To Jerusalem on a Demon

Valeria Mikhailova

As God did not desire to leave this man unknown in the fifteenth century, so in our times: Today St. John of Novgorod, longing for but one thing from his childhood—to be with Christ, is remembered and glorified in the Orthodox world.

Martyr Macarius the Archimandrite of Kanev and Pereyaslavl

The Hieromartyr Macarius of Kanev lived in the seventeenth century. This was a most terrible time for Orthodox Christians in western Rus.

St. Macarius of Optina (1788-1860)

Olga Rozhneva

On September 7/20 we celebrate the memory of the great Optina elder, Macarius. The saint’s life is deeply edifying for contemporary people. What kinds of lessons can we learn from the elder’s life?

Apostle Evodius (Euodias) of the Seventy

The Holy Apostle Evodius of the Seventy was, after the holy Apostle Peter, the first bishop in Syrian Antioch.

Apostle Onesiphorus of the Seventy

Saint Onesiphorus was bishop at Colophon (Asia Minor), and later at Corinth.

Venerable Serapion of Spaso-Eleazar Monastery, Pskov

Saint Serapion of Pskov was born at Yuriev (now Tartu), which then was under the rule of Germans, who sought to stamp out Orthodoxy. His parents were parishioners of a Russian church in the name of Saint Nicholas.

Holy Hieromartyrs Vasily Sungurov, Sergei Kudryavtsev, and Mikhail Nikologorsky

Priest Dimitry Vydumkin

The more Christians were persecuted, the more numerous they became. The persecuted Church did not disappear, as persecutors had planned, but was transformed into a flourishing Church.

Venerable Simeon Of Pângăraţi

Venerable Simeon was born at the beginning of the fifteenth century in a village close to Piatra Neamţ city, at the time of the pious ruler Prince Alexander the Kind (1400-1432).

Venerable Amphilochius of Pângăraţi

Holy Venerable Amphilochius from Pângăraţi was born in 1487, in Ţara de Sus, Moldavia. He began his monastic life in his youth at Moldoviţa Monastery, wherefrom he came to Pângăraţi in 1508.
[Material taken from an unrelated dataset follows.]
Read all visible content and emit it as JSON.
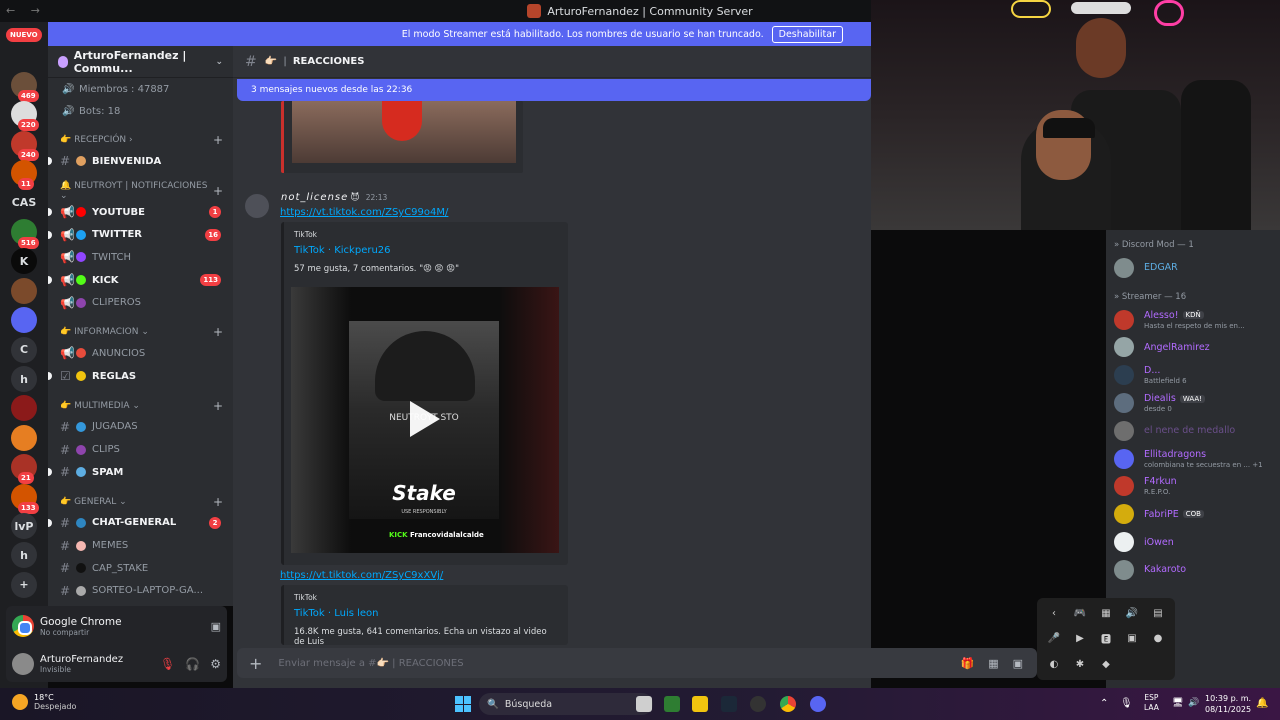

The Hymn of Cassiani (with audio)

What made Theophilus say this to his prospective bride? Was he testing her humility? Was he testing her intellect? Was it he thrown too far off balance by Cassiani’s beauty to think of anything more romantic? And what made Cassiani make such a bold reply?